The oracle problem has been well documented within blockchain technology. Blockchain networks are designed in such a way as to be deterministic. This makes it easy to access data that is stored on-chain (such as checking the balance of a public address) but impossible to access off-chain data (such as the weather in California).
An oracle acts as a bridge for this real-world data and offers an approach for bringing this data on-chain. There are multiple different oracle solutions and each has their own benefits/issues. We will discuss a number of different oracles that can be used to power prediction markets, although this list is not exhaustive.
The trusted data source
A user can be nominated as the source of oracle information. This is the easiest oracle solution to implement. To give an example, I could create a prediction market with the question “Who will win the 2022 World Cup?” which has 32 different outcomes.
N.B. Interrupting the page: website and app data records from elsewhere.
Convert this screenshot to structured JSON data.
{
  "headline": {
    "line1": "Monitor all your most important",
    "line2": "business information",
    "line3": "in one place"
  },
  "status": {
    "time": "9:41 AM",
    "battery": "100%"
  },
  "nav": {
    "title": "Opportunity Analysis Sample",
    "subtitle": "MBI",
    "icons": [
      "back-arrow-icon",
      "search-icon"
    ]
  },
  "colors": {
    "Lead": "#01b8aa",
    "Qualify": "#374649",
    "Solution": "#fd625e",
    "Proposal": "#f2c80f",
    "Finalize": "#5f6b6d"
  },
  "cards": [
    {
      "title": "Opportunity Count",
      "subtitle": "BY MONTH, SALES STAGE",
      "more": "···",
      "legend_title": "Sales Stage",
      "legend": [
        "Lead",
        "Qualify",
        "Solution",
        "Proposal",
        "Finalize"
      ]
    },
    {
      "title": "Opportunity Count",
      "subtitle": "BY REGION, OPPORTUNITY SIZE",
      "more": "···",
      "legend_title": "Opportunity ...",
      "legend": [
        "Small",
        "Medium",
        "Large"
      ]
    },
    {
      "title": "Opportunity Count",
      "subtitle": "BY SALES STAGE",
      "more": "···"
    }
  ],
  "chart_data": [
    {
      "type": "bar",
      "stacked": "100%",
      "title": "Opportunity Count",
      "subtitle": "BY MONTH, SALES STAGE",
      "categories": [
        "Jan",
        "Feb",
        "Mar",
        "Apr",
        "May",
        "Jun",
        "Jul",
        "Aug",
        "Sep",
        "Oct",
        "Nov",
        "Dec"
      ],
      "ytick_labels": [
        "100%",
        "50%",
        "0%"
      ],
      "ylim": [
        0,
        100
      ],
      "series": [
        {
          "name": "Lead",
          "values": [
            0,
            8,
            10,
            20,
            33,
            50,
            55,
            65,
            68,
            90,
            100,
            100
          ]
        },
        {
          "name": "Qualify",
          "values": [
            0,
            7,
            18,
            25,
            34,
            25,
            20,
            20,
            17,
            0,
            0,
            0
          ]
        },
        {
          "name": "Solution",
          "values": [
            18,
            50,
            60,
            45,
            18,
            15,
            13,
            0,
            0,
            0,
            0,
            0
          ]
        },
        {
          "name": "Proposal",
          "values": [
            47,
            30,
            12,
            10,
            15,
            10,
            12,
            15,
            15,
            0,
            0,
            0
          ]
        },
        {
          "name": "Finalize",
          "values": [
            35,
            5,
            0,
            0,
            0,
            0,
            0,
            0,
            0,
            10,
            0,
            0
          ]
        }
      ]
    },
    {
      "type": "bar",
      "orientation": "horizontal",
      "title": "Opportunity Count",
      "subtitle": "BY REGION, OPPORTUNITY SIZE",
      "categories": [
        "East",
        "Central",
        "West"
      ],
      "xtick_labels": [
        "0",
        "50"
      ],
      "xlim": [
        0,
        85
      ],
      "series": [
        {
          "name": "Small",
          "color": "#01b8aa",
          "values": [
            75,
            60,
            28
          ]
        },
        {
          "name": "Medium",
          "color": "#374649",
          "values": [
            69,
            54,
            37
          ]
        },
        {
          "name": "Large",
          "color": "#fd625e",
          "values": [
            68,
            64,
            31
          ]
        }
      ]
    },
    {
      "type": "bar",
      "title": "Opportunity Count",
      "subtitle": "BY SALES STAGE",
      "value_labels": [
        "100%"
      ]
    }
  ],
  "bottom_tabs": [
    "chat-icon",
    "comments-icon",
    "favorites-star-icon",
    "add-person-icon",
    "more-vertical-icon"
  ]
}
After the tournament is over, I could submit a transaction onto the conditional tokens contract calling the function reportPayouts().
The main issue with this approach is that it relies on a trusted party to honestly submit the correct outcome. It is easy to imagine situations where this architecture can be abused by malicious actors.
The objective data oracle
Chainlink is one example of a decentralised solution to the oracle problem and can be implemented with prediction markets to safely determine the outcome of an event. Broadly speaking, chainlink utilises a network of nodes to access off-chain data and submits this information on-chain for smart contracts to utilise. It is easy to implement price feed oracles from chainlink so it is possible to create prediction markets such as “Will the price of Bitcoin be greater than $100,000 by the end of 2021”. It is also possible to interface with external adaptors using chainlink in order to obtain any data that can be found in an API.
There are limitations using chainlink in the type of data available. It is easy to obtain discrete data such as price feeds or sports scores, but difficult to establish outcomes where there may be conflicting data sources.
The subjective data oracle
Kleros provides a decentralised dispute resolution service and can also be used as a ‘subjective oracle’. When utilising kleros, a number of jurors must vote and decide on the outcome and are financially incentivised for choosing the correct outcome. This is particularly important when there may be conflicting information from different sources of data. Kleros case 302 is the most notable example of this happening.